Parenting is all about teachable moments . . . taking moments as they naturally come and use them to teach a lesson about life. Once, my now 8-year old son asked me why don’t you sell your car and buy a convertible? So we had a talk about how money is made/earned, supply and demand, and depreciation . . . all on a level that he could understand. Whether that lesson actually stuck is a separate question.
Somehow, we’ve managed to make it through the last few weeks without being bombarded by stories and images of September 11, 2001. This means that our kids’ views of the event haven’t been shaped by the media coverage or political speeches. It seems like a teachable moment. The lesson outline is still forming in my mind. There are countless resources available online to talk to kids about it. But that assumes that you’ve decided to teach them about it.
If you have children who have only known a post-9/11 America, have you chosen to talk to them about what happened that day and since? Why or why not? If you have, what was the one take-away lesson you try to impress on them?
Sometimes, it’s good not to be in control. But. This. Is. Not. My. Nature.
I could rightly be accused of being a control freak. (I prefer to think of it as planned independence.) That’s my default. I don’t like feeling hemmed in. I always want options. I like flexibility. I want to be independent. I want to decide my own fate.
For example, I don’t carpool to work. If I need to run an errand during lunch or after work, I don’t want to be limited just because I rode with someone that day. Or, I don’t want every detail of a vacation to be planned because I wouldn’t want to become enslaved to the itinerary. Continue reading
I’m looking for some help with an experiment.
Have you ever noticed that some people have a way of making a room darker just by entering it? There’s something about their personality, attitude, or outlook on life that makes you wish you were somewhere else.
Then there are people that can make almost any situation better simply by being present. Sometimes it’s their demeanor. Sometimes it what they say, what they do, or the expression on their face. Whatever it was, they made your day better simply because your paths crossed.
Here’s where I could use your help: Please share your ideas on how to brighten the day of a stranger. How would you make their day better?
Or: If a complete stranger came up to you, what could they say to you or do for you right then and there that would make your day better — a little bit brighter?
I’m looking for ideas that are small enough that just about anyone could do it, but noteworthy enough that the other person would probably remember it at the end of their day and maybe even tell a friend about it.

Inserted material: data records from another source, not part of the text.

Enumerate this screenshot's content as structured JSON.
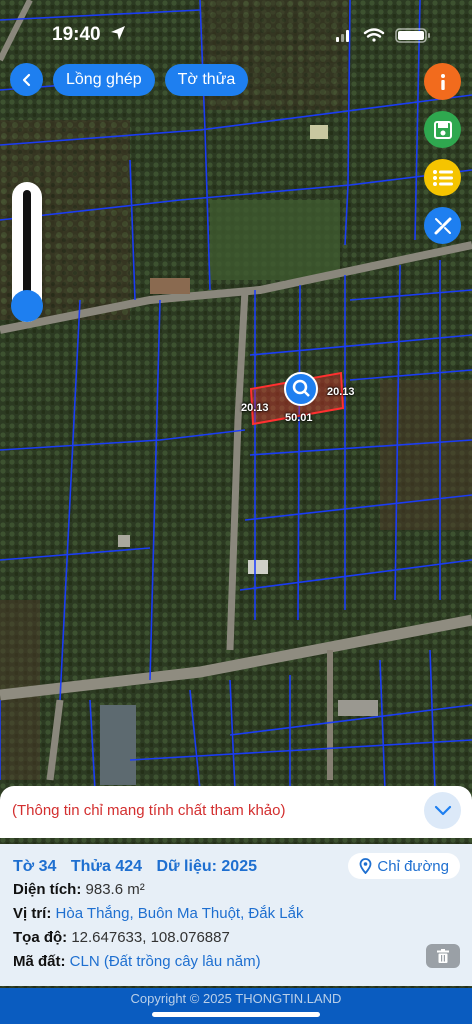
{
  "status": {
    "time": "19:40"
  },
  "topbar": {
    "back_icon": "chevron-left-icon",
    "overlay_label": "Lồng ghép",
    "sheet_label": "Tờ thửa"
  },
  "fabs": [
    {
      "name": "info-button",
      "icon": "info-icon",
      "color": "#f26b1d"
    },
    {
      "name": "save-button",
      "icon": "floppy-disk-icon",
      "color": "#2fa84f"
    },
    {
      "name": "list-button",
      "icon": "list-icon",
      "color": "#f5c400"
    },
    {
      "name": "measure-button",
      "icon": "ruler-pencil-icon",
      "color": "#1e7ff0"
    }
  ],
  "plot": {
    "left_edge": "20.13",
    "right_edge": "20.13",
    "bottom_edge": "50.01"
  },
  "notice": {
    "text": "(Thông tin chỉ mang tính chất tham khảo)"
  },
  "info": {
    "sheet_label": "Tờ 34",
    "parcel_label": "Thửa 424",
    "data_label": "Dữ liệu: 2025",
    "directions_label": "Chỉ đường",
    "area_key": "Diện tích:",
    "area_value": "983.6 m²",
    "location_key": "Vị trí:",
    "location_value": "Hòa Thắng, Buôn Ma Thuột, Đắk Lắk",
    "coords_key": "Tọa độ:",
    "coords_value": "12.647633, 108.076887",
    "landcode_key": "Mã đất:",
    "landcode_value": "CLN (Đất trồng cây lâu năm)"
  },
  "footer": {
    "copyright": "Copyright © 2025 THONGTIN.LAND"
  },
  "colors": {
    "accent": "#1e7ff0",
    "plot_outline": "#ff3030",
    "parcel_lines": "#1a3cff"
  }
}
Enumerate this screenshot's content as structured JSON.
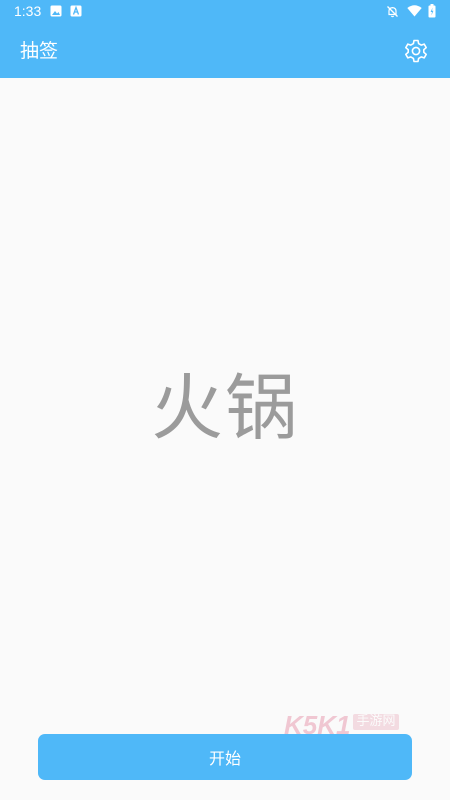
{
  "status_bar": {
    "time": "1:33",
    "left_icons": [
      "image-notification-icon",
      "a-notification-icon"
    ],
    "right_icons": [
      "bell-off-icon",
      "wifi-icon",
      "battery-icon"
    ]
  },
  "app_bar": {
    "title": "抽签",
    "settings_icon": "gear-icon"
  },
  "main": {
    "result_text": "火锅"
  },
  "watermark": {
    "letters": "K5K1",
    "cn_text": "手游网"
  },
  "actions": {
    "start_label": "开始"
  },
  "colors": {
    "primary": "#4fb8f8",
    "background": "#fafafa",
    "result_text": "#9b9b9b"
  }
}
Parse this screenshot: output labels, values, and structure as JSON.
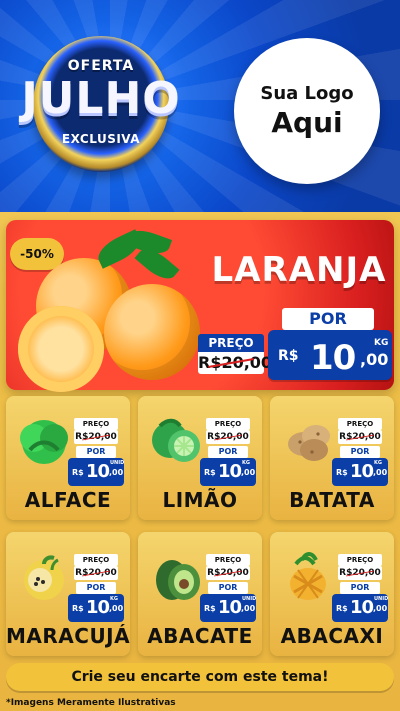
{
  "header": {
    "badge": {
      "top": "OFERTA",
      "main": "JULHO",
      "bottom": "EXCLUSIVA"
    },
    "logo": {
      "line1": "Sua Logo",
      "line2": "Aqui"
    }
  },
  "featured": {
    "discount": "-50%",
    "title": "LARANJA",
    "old": {
      "label": "PREÇO",
      "price": "R$20,00"
    },
    "new": {
      "label": "POR",
      "currency": "R$",
      "amount": "10",
      "cents": ",00",
      "unit": "KG"
    }
  },
  "products": [
    {
      "name": "ALFACE",
      "old_label": "PREÇO",
      "old_price": "R$20,00",
      "por": "POR",
      "currency": "R$",
      "amount": "10",
      "cents": ",00",
      "unit": "UNID"
    },
    {
      "name": "LIMÃO",
      "old_label": "PREÇO",
      "old_price": "R$20,00",
      "por": "POR",
      "currency": "R$",
      "amount": "10",
      "cents": ",00",
      "unit": "KG"
    },
    {
      "name": "BATATA",
      "old_label": "PREÇO",
      "old_price": "R$20,00",
      "por": "POR",
      "currency": "R$",
      "amount": "10",
      "cents": ",00",
      "unit": "KG"
    },
    {
      "name": "MARACUJÁ",
      "old_label": "PREÇO",
      "old_price": "R$20,00",
      "por": "POR",
      "currency": "R$",
      "amount": "10",
      "cents": ",00",
      "unit": "KG"
    },
    {
      "name": "ABACATE",
      "old_label": "PREÇO",
      "old_price": "R$20,00",
      "por": "POR",
      "currency": "R$",
      "amount": "10",
      "cents": ",00",
      "unit": "UNID"
    },
    {
      "name": "ABACAXI",
      "old_label": "PREÇO",
      "old_price": "R$20,00",
      "por": "POR",
      "currency": "R$",
      "amount": "10",
      "cents": ",00",
      "unit": "UNID"
    }
  ],
  "cta": {
    "text": "Crie seu encarte com este tema!"
  },
  "disclaimer": "*Imagens Meramente Ilustrativas"
}
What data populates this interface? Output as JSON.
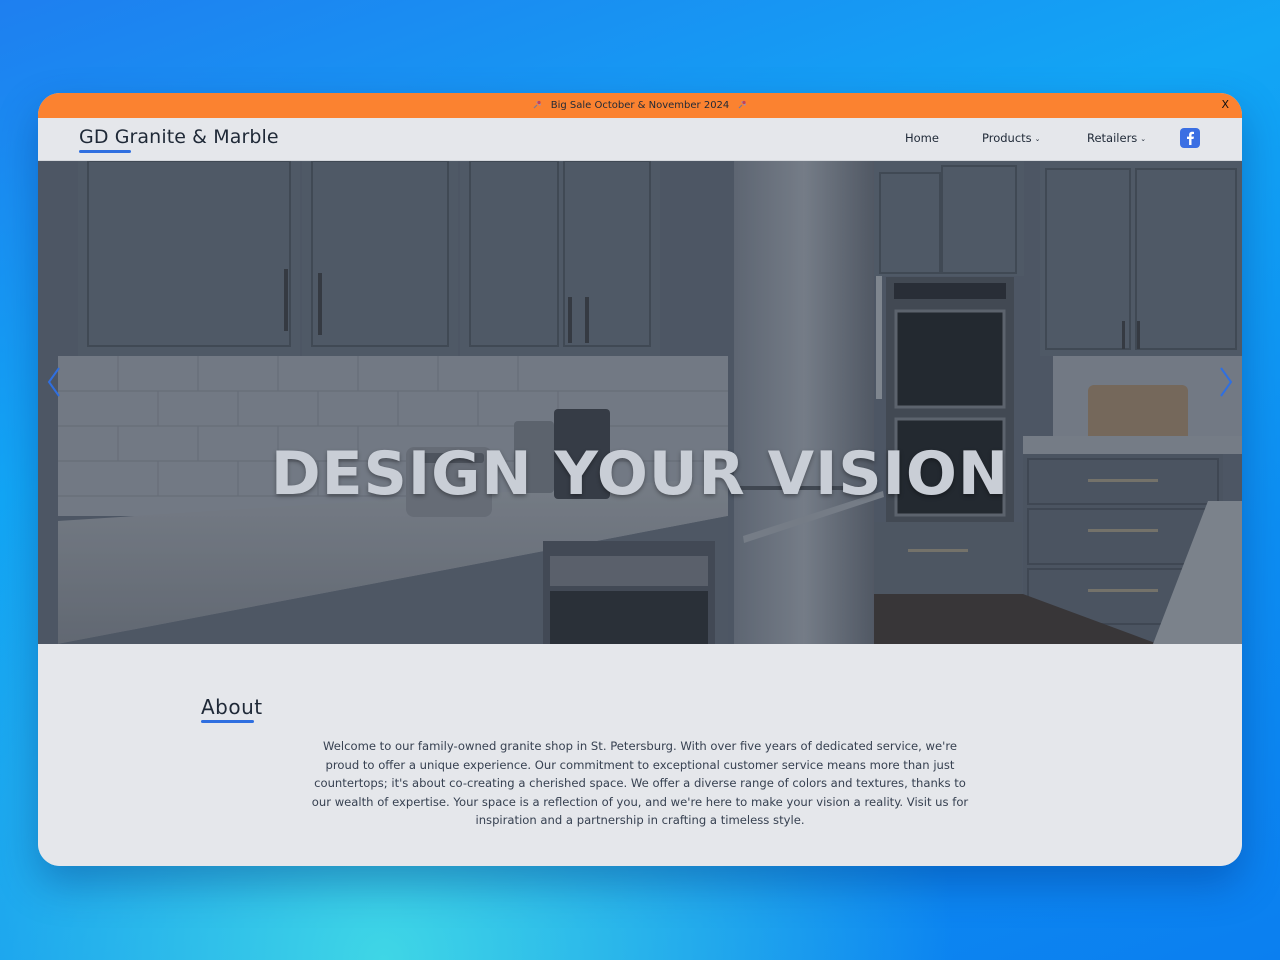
{
  "banner": {
    "text": "Big Sale October & November 2024",
    "pin_icon": "pushpin-icon",
    "close_label": "X",
    "color": "#fb8230"
  },
  "nav": {
    "brand": "GD Granite & Marble",
    "accent": "#2f6fe0",
    "items": [
      {
        "label": "Home",
        "has_dropdown": false
      },
      {
        "label": "Products",
        "has_dropdown": true
      },
      {
        "label": "Retailers",
        "has_dropdown": true
      }
    ],
    "social_icon": "facebook-icon"
  },
  "hero": {
    "title": "DESIGN YOUR VISION",
    "image": "kitchen-photo",
    "prev_icon": "chevron-left-icon",
    "next_icon": "chevron-right-icon"
  },
  "about": {
    "heading": "About",
    "body": "Welcome to our family-owned granite shop in St. Petersburg. With over five years of dedicated service, we're proud to offer a unique experience. Our commitment to exceptional customer service means more than just countertops; it's about co-creating a cherished space. We offer a diverse range of colors and textures, thanks to our wealth of expertise. Your space is a reflection of you, and we're here to make your vision a reality. Visit us for inspiration and a partnership in crafting a timeless style."
  }
}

Please post your comments here on this blog so others can join in on the discussion. Thanks!
Some books take me for a wild ride in my imagination to other worlds, times, experiences, and place. Other books fill my head with new information. Some books proverbially rock my world and cause me to rethink what I thought I already knew.
Witness doesn’t quite fit into any of those categories for me. It’s a familiar story with familiar characters. Yet it has been an incredibly insightful book for me — not because of the story itself. Instead, it is the way the main character tells her story that makes this book well-worth reading. And it’s a quick read, too! (Keep reading . . . no spoilers.) Continue reading
If you’ve read my blog lately, you know that I’ve been sharing a few of the conversations that I’ve had with our six year old son. All three of these conversations happened in the same afternoon, running errands around town. One of those conversations was about economics.
Just a bit of background: My son has a thing for cars and other vehicles that look different. Convertibles. Monster trucks. Garbage trucks. He notices them. Points out how awesome that pickup truck is — the one that you need a stepladder to get into. Reminds us how he wants me to buy a convertible. You get the idea.
We were sitting at an intersection when he noticed a Jeep Wrangler go by with its doors off.
Him: Why do Jeeps sometimes have their doors off?
Me: Because people sometimes like to drive with their doors off.
Yeah, but why can’t we?
Oh, because Jeeps are especially made so that their doors can be removed.
(Several seconds of silence . . . the kind of silence that tells you there’s another question coming soon.) Continue reading
Sometimes kids ask questions that suggest insight and perspective beyond their years. Just a few days ago, our six year old asked me about politics. We were driving around town, and I was listening to NPR. They were reporting on a speech that President Obama had given earlier that day. That spawned a conversation about politics, term limits, and elections. Here’s a part of that conversation.
Him: Dad, Barack Obama is our president now, right? Who was our president before him?
Me: Yeah. Before Barack Obama, George W. Bush was our president.
Why didn’t we vote for Barack Obama? Continue reading
Kids say the darnedest things . . . or so the saying goes. This week, I had a few interesting conversations with my 6-year old where he brought up some things that made me go hmm. Here’s one of those conversations.
We were out shopping for a birthday gift for my 4-year old daughter. A few miles from where we live, there’s a billboard along the highway that boldly proclaims Jesus Is Coming.
Him: Why is that sign there?
Me: What sign? Continue reading